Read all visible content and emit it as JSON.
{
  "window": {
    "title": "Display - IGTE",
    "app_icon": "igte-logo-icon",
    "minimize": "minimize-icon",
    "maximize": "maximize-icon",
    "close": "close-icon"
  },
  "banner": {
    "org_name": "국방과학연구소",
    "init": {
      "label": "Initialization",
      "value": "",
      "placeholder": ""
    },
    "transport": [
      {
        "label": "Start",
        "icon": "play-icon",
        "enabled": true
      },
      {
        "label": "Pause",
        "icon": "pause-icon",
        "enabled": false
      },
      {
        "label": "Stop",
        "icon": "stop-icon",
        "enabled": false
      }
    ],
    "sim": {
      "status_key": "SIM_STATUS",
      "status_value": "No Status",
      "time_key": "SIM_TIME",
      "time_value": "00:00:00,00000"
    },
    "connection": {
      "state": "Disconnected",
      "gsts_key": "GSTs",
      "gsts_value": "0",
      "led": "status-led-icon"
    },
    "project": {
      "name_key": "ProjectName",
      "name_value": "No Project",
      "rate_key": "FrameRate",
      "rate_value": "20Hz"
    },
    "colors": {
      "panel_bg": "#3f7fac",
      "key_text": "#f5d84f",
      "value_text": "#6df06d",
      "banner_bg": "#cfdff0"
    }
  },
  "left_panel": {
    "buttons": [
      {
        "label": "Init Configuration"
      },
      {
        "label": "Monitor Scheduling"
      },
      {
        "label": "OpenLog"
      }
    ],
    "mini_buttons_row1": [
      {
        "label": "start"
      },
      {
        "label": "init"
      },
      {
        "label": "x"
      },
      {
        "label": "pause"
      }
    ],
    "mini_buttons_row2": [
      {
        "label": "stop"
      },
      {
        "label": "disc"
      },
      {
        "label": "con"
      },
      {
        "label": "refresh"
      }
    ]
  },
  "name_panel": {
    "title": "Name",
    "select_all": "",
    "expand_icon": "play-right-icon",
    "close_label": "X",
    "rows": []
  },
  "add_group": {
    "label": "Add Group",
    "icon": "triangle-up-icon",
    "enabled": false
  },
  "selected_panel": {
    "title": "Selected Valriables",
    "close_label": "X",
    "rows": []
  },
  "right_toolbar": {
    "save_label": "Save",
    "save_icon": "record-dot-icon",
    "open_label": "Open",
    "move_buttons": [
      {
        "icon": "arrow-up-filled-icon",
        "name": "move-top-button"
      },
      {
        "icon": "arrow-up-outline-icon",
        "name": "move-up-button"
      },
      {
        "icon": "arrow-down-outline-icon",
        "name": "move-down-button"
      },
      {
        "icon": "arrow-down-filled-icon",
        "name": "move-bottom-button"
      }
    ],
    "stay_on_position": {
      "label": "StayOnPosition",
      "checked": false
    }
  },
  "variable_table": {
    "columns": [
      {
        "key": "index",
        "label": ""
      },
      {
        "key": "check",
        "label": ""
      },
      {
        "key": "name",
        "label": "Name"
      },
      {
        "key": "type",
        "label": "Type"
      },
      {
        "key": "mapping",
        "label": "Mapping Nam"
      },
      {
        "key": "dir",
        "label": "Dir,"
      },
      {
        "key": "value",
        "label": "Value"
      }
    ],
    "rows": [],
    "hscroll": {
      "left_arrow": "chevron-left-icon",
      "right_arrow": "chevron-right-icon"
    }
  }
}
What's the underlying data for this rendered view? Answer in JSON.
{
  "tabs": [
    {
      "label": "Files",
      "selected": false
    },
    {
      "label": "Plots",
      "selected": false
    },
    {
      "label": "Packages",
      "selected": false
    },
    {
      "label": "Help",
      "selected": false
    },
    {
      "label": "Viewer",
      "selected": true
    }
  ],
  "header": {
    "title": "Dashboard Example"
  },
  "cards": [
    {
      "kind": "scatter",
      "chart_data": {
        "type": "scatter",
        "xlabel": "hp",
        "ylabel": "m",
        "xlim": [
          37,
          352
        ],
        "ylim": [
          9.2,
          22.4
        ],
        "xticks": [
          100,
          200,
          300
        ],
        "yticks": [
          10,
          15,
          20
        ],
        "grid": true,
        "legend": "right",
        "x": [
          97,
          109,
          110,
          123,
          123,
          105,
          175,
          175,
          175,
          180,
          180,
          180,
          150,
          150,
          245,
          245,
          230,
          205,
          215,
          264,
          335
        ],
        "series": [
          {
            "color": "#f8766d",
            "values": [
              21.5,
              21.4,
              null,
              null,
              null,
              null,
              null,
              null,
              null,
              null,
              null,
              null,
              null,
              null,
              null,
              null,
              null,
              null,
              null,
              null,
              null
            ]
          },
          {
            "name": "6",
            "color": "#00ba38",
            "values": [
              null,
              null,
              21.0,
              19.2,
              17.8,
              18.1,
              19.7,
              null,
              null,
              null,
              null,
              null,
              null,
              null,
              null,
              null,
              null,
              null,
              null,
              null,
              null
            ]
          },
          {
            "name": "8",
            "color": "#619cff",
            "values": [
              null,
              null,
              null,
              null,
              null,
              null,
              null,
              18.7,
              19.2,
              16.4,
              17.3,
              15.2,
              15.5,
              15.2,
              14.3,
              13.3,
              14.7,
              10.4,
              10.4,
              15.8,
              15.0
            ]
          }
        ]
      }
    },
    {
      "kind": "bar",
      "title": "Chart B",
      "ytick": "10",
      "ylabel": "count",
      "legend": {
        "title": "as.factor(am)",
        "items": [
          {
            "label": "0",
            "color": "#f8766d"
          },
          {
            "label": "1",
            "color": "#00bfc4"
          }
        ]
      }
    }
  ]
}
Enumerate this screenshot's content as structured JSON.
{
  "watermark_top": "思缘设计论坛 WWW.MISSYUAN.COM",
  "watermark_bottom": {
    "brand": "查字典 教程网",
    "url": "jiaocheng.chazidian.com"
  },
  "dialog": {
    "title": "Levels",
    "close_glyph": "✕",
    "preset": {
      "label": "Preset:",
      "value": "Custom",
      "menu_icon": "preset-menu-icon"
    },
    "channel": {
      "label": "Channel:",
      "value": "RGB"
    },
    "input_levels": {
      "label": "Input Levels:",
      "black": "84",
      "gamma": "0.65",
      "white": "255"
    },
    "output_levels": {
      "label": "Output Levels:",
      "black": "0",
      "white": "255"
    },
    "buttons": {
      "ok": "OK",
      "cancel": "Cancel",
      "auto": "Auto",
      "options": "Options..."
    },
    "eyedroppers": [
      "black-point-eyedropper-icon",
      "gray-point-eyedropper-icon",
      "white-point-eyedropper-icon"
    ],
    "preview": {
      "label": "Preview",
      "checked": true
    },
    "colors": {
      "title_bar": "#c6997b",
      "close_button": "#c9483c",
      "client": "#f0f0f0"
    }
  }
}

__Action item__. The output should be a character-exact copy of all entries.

__Problem solution__.
Read all visible content and emit it as JSON.
{
  "window": {
    "title": "Display - IGTE",
    "app_icon": "igte-logo-icon",
    "minimize": "minimize-icon",
    "maximize": "maximize-icon",
    "close": "close-icon"
  },
  "banner": {
    "org_name": "국방과학연구소",
    "init": {
      "label": "Initialization",
      "value": "",
      "placeholder": ""
    },
    "transport": [
      {
        "label": "Start",
        "icon": "play-icon",
        "enabled": true
      },
      {
        "label": "Pause",
        "icon": "pause-icon",
        "enabled": false
      },
      {
        "label": "Stop",
        "icon": "stop-icon",
        "enabled": false
      }
    ],
    "sim": {
      "status_key": "SIM_STATUS",
      "status_value": "No Status",
      "time_key": "SIM_TIME",
      "time_value": "00:00:00,00000"
    },
    "connection": {
      "state": "Disconnected",
      "gsts_key": "GSTs",
      "gsts_value": "0",
      "led": "status-led-icon"
    },
    "project": {
      "name_key": "ProjectName",
      "name_value": "No Project",
      "rate_key": "FrameRate",
      "rate_value": "20Hz"
    },
    "colors": {
      "panel_bg": "#3f7fac",
      "key_text": "#f5d84f",
      "value_text": "#6df06d",
      "banner_bg": "#cfdff0"
    }
  },
  "left_panel": {
    "buttons": [
      {
        "label": "Init Configuration"
      },
      {
        "label": "Monitor Scheduling"
      },
      {
        "label": "OpenLog"
      }
    ],
    "mini_buttons_row1": [
      {
        "label": "start"
      },
      {
        "label": "init"
      },
      {
        "label": "x"
      },
      {
        "label": "pause"
      }
    ],
    "mini_buttons_row2": [
      {
        "label": "stop"
      },
      {
        "label": "disc"
      },
      {
        "label": "con"
      },
      {
        "label": "refresh"
      }
    ]
  },
  "name_panel": {
    "title": "Name",
    "select_all": "",
    "expand_icon": "play-right-icon",
    "close_label": "X",
    "rows": []
  },
  "add_group": {
    "label": "Add Group",
    "icon": "triangle-up-icon",
    "enabled": false
  },
  "selected_panel": {
    "title": "Selected Valriables",
    "close_label": "X",
    "rows": []
  },
  "right_toolbar": {
    "save_label": "Save",
    "save_icon": "record-dot-icon",
    "open_label": "Open",
    "move_buttons": [
      {
        "icon": "arrow-up-filled-icon",
        "name": "move-top-button"
      },
      {
        "icon": "arrow-up-outline-icon",
        "name": "move-up-button"
      },
      {
        "icon": "arrow-down-outline-icon",
        "name": "move-down-button"
      },
      {
        "icon": "arrow-down-filled-icon",
        "name": "move-bottom-button"
      }
    ],
    "stay_on_position": {
      "label": "StayOnPosition",
      "checked": false
    }
  },
  "variable_table": {
    "columns": [
      {
        "key": "index",
        "label": ""
      },
      {
        "key": "check",
        "label": ""
      },
      {
        "key": "name",
        "label": "Name"
      },
      {
        "key": "type",
        "label": "Type"
      },
      {
        "key": "mapping",
        "label": "Mapping Nam"
      },
      {
        "key": "dir",
        "label": "Dir,"
      },
      {
        "key": "value",
        "label": "Value"
      }
    ],
    "rows": [],
    "hscroll": {
      "left_arrow": "chevron-left-icon",
      "right_arrow": "chevron-right-icon"
    }
  }
}
What's the underlying data for this rendered view? Answer in JSON.
{
  "tabs": [
    {
      "label": "Files",
      "selected": false
    },
    {
      "label": "Plots",
      "selected": false
    },
    {
      "label": "Packages",
      "selected": false
    },
    {
      "label": "Help",
      "selected": false
    },
    {
      "label": "Viewer",
      "selected": true
    }
  ],
  "header": {
    "title": "Dashboard Example"
  },
  "cards": [
    {
      "kind": "scatter",
      "chart_data": {
        "type": "scatter",
        "xlabel": "hp",
        "ylabel": "m",
        "xlim": [
          37,
          352
        ],
        "ylim": [
          9.2,
          22.4
        ],
        "xticks": [
          100,
          200,
          300
        ],
        "yticks": [
          10,
          15,
          20
        ],
        "grid": true,
        "legend": "right",
        "x": [
          97,
          109,
          110,
          123,
          123,
          105,
          175,
          175,
          175,
          180,
          180,
          180,
          150,
          150,
          245,
          245,
          230,
          205,
          215,
          264,
          335
        ],
        "series": [
          {
            "color": "#f8766d",
            "values": [
              21.5,
              21.4,
              null,
              null,
              null,
              null,
              null,
              null,
              null,
              null,
              null,
              null,
              null,
              null,
              null,
              null,
              null,
              null,
              null,
              null,
              null
            ]
          },
          {
            "name": "6",
            "color": "#00ba38",
            "values": [
              null,
              null,
              21.0,
              19.2,
              17.8,
              18.1,
              19.7,
              null,
              null,
              null,
              null,
              null,
              null,
              null,
              null,
              null,
              null,
              null,
              null,
              null,
              null
            ]
          },
          {
            "name": "8",
            "color": "#619cff",
            "values": [
              null,
              null,
              null,
              null,
              null,
              null,
              null,
              18.7,
              19.2,
              16.4,
              17.3,
              15.2,
              15.5,
              15.2,
              14.3,
              13.3,
              14.7,
              10.4,
              10.4,
              15.8,
              15.0
            ]
          }
        ]
      }
    },
    {
      "kind": "bar",
      "title": "Chart B",
      "ytick": "10",
      "ylabel": "count",
      "legend": {
        "title": "as.factor(am)",
        "items": [
          {
            "label": "0",
            "color": "#f8766d"
          },
          {
            "label": "1",
            "color": "#00bfc4"
          }
        ]
      }
    }
  ]
}
Enumerate this screenshot's content as structured JSON.
{
  "watermark_top": "思缘设计论坛 WWW.MISSYUAN.COM",
  "watermark_bottom": {
    "brand": "查字典 教程网",
    "url": "jiaocheng.chazidian.com"
  },
  "dialog": {
    "title": "Levels",
    "close_glyph": "✕",
    "preset": {
      "label": "Preset:",
      "value": "Custom",
      "menu_icon": "preset-menu-icon"
    },
    "channel": {
      "label": "Channel:",
      "value": "RGB"
    },
    "input_levels": {
      "label": "Input Levels:",
      "black": "84",
      "gamma": "0.65",
      "white": "255"
    },
    "output_levels": {
      "label": "Output Levels:",
      "black": "0",
      "white": "255"
    },
    "buttons": {
      "ok": "OK",
      "cancel": "Cancel",
      "auto": "Auto",
      "options": "Options..."
    },
    "eyedroppers": [
      "black-point-eyedropper-icon",
      "gray-point-eyedropper-icon",
      "white-point-eyedropper-icon"
    ],
    "preview": {
      "label": "Preview",
      "checked": true
    },
    "colors": {
      "title_bar": "#c6997b",
      "close_button": "#c9483c",
      "client": "#f0f0f0"
    }
  }
}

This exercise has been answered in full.